"The odor just made me feel horrible, and I thought, ‘Aha!’ Maybe there’s something in these gasses,” said Bennett, now a professor of plant biology and pathology at Rutgers. "I became a convert.”
From that research came today’s announcement she and her colleagues had located a chemical emitted by mold that gives fruit flies the symptoms of Parkinson’s disease. Bennett is now looking at the molds she collected in the aftermath of Hurricane Sandy to see what impact – if any – they might have on human health. Since there are thousands of species of mold, the ones she’s studied so far have been quite different from those she collected after Katrina, she said. Bennett received permission from FEMA to take mold samples last December and January from homes damaged by Sandy, and is now trying to identify the types of mold what they harmful chemicals, if any, they may emit.
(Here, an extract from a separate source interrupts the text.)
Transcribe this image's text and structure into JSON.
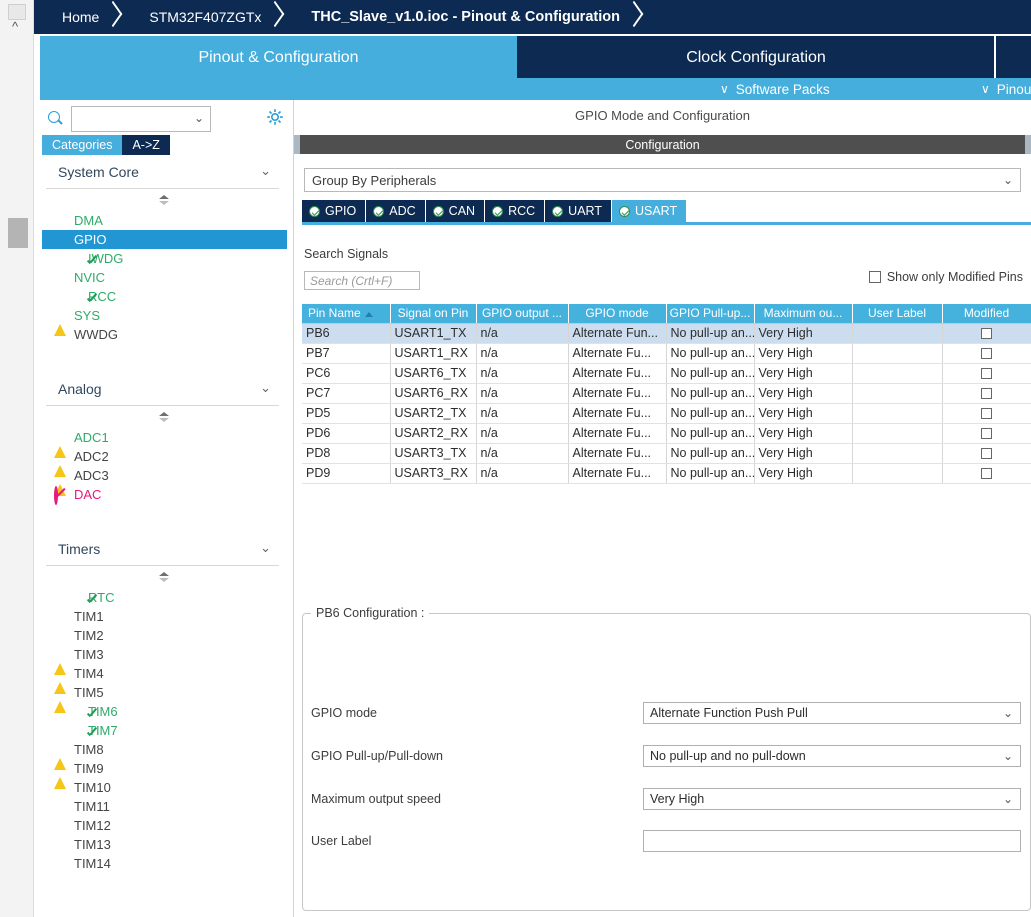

While the Katrina mold showed up in hot weather and brackish water, Sandy’s molds grew in cold weather and salt water. They’re like nothing she’s seen before, she said. The Rutgers study exposed fruit flies to various chemicals emitted by molds. One particular mold – dubbed "mushroom alcohol” by the Japanese scientist who isolated it in the 1930s – had an immediate impact on the fruit flies, said Arati Inamdar, the researcher at Rutgers’ School of Environmental and Biological Sciences. The fruit flies displayed tremors, a slow gait, with postural imbalance and problems with locomotion – all consistent with the signs of Parkinson’s disease. "You can see all this on these flies that were exposed to this chemical,” she said. Further study showed the toxic chemical is able to block two important genes that regulate dopamine – the chemical that allows nerve cells to communicate. That finding gives doctors and pharmaceutical companies a roadmap for developing medicine to protect them.”That was really, really cool,” Inamdar said.
In their study, Inamdar said they tried to expose the fruit flies to chemicals at the level one would encounter in moldy buildings – not a super-dense dose that wouldn’t mimic any experience in the real world. Bennett said the small, trace amounts of mold people smell now and then are probably not enough to trigger the neurological damage of a hurricane-level amount of house mold. It’s only when people are continuously exposed in enclosed rooms or cellars that they might be affected. The chemical is a volatile organic compound called 1-octen-3-ol. It is also called "mushroom alcohol,” a translation from matsutake, the Japanese name for a type of mushroom. Bennett calls the vaporous compound "more toxic than industrial chemicals like benzene.”
While it’s just speculation on her part, Bennett said she thinks the fact that people universally find the smell of mold to be unpleasant is perhaps an evolutionary signal to tell us it’s dangerous.” All of us find the odor unpleasant,” she said. "Maybe it’s our noses telling us, ‘Hey, this dust isn’t good for us.”